When Western European artists live and work in China, cultural and artistic differences may be thrown into sharp relief. Oliver Gosling, Aimie Herbert and Carmel Pia have lived for a time in Chongqing, the heart of south-west China. Such an experience may expose the fluidity of identity and the fragility of cultural autonomy; in addition, it may have an accelerated honing effect on the art work produced. But what is most interesting is the teasing out of prescient sensibilities long embedded in the host culture. The three artists represented here trained in Britain in the context of Western Modernism and contemporary art, developing work, however subliminally, within that context. However, from the outset, there has been in each of them a propensity for suggesting a no-mans-land of vast spaces, which may be urban or landscape in feeling, without any sense of place, but which may be ruptured or challenged by things within it. The presence and manipulation of material links all the works and creates tensions between surface and depth, often suggesting a luminous or material darkness.
For the Chinese, especially in the great literati tradition of landscape painting, it has always been clear that images are based on a language of signs, a world in-between, not an imitation of Nature. Space (or voids) plays a vital and significant role. It denotes power in silence; it balances the seen with the unseen. Of course, in such a huge country as China, contemporary art now is multi-faceted. Many Western influences are absorbed (the ‘contemporary’ being largely a Western construct), which mutate according to context. However, the flow has also gone the other way, and Chinese, as well as Japanese, pictorial values have had a significant influence on some developments in Western painting. Such influences are timely when now we face an unprecedented and invasive mass culture. The influences in question are the silences, the pauses, so well perceived in and integral to pictorial language originating in China and reaching apotheosis in Japan.

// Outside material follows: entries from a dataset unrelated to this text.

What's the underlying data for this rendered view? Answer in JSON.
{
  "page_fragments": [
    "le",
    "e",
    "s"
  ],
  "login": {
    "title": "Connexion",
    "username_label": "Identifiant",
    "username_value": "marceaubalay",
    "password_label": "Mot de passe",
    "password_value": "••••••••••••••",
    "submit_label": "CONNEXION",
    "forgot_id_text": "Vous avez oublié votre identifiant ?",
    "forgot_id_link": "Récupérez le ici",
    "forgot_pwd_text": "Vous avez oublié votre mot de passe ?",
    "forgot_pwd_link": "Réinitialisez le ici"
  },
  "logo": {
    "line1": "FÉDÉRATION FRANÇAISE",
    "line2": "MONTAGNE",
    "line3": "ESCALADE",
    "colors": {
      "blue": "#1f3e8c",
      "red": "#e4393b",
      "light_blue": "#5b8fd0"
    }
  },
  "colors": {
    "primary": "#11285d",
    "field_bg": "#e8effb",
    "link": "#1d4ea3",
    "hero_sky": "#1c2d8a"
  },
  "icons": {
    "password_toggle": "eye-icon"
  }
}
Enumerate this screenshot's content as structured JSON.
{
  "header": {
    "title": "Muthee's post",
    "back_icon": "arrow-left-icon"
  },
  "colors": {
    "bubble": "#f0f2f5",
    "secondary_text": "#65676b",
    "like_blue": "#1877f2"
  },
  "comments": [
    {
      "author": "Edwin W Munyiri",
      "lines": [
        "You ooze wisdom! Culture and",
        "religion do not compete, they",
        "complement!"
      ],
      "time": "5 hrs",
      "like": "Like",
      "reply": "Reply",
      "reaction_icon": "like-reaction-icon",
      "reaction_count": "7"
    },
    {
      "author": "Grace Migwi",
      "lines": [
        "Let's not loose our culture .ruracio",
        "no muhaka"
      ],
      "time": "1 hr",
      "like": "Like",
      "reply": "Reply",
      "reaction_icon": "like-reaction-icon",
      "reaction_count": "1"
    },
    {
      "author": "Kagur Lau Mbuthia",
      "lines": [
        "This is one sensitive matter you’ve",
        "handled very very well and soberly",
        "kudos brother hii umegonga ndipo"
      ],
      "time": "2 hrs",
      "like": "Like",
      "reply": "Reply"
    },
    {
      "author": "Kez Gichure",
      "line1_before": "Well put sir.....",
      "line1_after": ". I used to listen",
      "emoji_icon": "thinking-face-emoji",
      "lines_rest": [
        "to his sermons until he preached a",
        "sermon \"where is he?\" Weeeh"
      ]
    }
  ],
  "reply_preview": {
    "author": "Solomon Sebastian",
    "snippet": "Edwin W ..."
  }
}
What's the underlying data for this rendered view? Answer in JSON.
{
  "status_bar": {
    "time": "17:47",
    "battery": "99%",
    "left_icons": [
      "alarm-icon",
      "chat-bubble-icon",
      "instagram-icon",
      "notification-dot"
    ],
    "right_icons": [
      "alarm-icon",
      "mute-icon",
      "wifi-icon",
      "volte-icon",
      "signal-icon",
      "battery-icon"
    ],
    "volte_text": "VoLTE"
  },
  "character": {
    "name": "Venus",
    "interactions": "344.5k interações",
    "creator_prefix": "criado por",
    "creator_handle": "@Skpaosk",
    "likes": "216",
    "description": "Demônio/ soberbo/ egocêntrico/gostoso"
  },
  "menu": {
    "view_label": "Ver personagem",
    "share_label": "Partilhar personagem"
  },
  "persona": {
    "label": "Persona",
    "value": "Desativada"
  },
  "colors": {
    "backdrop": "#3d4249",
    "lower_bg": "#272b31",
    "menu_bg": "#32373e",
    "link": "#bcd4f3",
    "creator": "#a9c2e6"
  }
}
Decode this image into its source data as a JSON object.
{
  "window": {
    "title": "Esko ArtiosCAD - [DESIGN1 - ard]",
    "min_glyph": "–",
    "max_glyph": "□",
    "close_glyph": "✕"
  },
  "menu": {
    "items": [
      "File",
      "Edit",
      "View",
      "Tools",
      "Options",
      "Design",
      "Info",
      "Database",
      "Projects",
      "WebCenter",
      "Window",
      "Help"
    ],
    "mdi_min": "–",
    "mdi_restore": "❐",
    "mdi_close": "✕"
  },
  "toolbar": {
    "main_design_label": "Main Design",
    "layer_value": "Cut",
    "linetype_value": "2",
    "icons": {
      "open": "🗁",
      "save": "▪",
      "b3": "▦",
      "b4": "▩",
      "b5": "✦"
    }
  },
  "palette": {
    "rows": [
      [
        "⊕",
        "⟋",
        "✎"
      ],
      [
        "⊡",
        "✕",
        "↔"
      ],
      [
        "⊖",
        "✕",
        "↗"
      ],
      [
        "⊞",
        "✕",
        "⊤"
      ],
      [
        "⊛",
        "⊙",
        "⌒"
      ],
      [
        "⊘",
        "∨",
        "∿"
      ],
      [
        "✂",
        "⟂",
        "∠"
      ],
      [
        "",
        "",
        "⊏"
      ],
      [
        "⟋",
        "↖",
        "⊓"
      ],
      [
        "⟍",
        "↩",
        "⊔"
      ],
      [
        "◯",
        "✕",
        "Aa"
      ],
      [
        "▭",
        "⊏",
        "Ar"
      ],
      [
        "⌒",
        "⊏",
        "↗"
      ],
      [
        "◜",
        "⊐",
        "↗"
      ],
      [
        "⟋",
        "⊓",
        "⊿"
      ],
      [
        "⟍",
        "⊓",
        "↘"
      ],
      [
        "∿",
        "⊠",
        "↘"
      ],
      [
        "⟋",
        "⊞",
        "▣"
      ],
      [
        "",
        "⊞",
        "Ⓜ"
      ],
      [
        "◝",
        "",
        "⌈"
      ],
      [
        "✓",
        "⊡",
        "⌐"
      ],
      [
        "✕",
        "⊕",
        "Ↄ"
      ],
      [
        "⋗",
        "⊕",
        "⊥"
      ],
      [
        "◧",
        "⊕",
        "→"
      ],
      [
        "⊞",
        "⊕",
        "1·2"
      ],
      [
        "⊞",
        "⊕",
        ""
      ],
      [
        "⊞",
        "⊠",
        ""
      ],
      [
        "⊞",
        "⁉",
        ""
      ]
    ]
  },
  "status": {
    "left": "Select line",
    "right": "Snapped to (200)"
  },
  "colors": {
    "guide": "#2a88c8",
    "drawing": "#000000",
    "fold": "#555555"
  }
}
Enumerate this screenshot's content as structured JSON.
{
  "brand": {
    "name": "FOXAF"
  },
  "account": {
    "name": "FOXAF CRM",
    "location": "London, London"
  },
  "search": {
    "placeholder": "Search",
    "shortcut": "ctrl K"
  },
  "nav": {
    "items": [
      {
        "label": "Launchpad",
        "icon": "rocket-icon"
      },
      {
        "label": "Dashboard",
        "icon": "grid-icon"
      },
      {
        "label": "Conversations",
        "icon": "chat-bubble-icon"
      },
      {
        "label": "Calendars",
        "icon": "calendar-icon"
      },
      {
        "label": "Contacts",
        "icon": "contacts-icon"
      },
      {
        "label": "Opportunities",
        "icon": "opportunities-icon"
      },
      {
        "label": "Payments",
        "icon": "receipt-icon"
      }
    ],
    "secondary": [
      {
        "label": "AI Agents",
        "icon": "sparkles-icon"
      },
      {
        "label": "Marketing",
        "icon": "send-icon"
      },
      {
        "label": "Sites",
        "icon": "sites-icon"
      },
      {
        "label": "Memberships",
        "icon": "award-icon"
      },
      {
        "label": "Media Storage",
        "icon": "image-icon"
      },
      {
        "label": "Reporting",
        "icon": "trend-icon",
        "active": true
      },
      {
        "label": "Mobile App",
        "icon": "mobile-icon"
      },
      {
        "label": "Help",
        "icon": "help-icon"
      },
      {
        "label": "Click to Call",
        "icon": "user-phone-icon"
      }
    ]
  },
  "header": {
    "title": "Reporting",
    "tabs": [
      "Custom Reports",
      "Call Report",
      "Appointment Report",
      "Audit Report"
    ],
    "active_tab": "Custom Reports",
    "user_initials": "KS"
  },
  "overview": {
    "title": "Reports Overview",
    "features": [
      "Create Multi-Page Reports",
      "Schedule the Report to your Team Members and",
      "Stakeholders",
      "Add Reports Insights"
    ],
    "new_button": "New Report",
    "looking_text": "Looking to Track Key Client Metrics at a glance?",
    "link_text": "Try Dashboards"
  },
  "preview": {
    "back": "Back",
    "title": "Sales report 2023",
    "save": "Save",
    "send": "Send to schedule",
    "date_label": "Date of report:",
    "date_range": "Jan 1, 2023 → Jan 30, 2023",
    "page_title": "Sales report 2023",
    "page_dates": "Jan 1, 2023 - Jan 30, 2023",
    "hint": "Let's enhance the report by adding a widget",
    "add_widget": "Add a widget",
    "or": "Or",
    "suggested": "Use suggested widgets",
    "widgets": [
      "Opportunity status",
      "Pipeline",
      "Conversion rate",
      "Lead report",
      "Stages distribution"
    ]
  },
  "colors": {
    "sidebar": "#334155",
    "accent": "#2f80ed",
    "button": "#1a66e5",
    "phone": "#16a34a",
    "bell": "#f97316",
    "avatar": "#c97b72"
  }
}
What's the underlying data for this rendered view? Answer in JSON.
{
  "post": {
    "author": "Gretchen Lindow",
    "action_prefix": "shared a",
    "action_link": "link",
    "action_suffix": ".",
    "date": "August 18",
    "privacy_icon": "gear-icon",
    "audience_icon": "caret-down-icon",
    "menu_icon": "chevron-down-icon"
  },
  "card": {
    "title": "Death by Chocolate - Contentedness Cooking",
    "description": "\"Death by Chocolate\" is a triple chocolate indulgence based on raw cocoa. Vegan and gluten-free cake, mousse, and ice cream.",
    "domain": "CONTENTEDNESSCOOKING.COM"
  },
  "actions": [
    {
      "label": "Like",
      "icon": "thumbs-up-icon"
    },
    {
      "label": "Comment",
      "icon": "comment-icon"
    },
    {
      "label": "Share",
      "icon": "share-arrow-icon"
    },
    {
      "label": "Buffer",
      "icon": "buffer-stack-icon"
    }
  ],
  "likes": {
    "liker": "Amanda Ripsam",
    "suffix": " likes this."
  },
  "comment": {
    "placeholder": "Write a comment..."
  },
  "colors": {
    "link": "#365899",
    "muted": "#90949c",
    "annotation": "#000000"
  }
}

This exhibition demonstrates a deep connection to such values. They are values that transcend cultural boundaries, and are the unique contribution from China and Japan to pictorial language that can have a profound resonance today. They address needs that can be felt more pressingly in a city such as Chongqing, where the speed of development and technologically driven changes is ratchetted up several notches. For over 3000 years the Chinese and Japanese saw art as a parallel alternative to everyday cares, not a mirror. It was a powerful acknowledgment of the need for balance, not romantic, but part of a process of realignment with the essential aspects of greater Nature to which we belong and on which we depend for our existence. Space is the emotional anchor. Within it motifs and objects tease and challenge the depths. But all motifs are subsumed in the greater space. Space conditions presence; when the space pulls forward, it interrupts the form and suggests ‘Intervals of Silence’.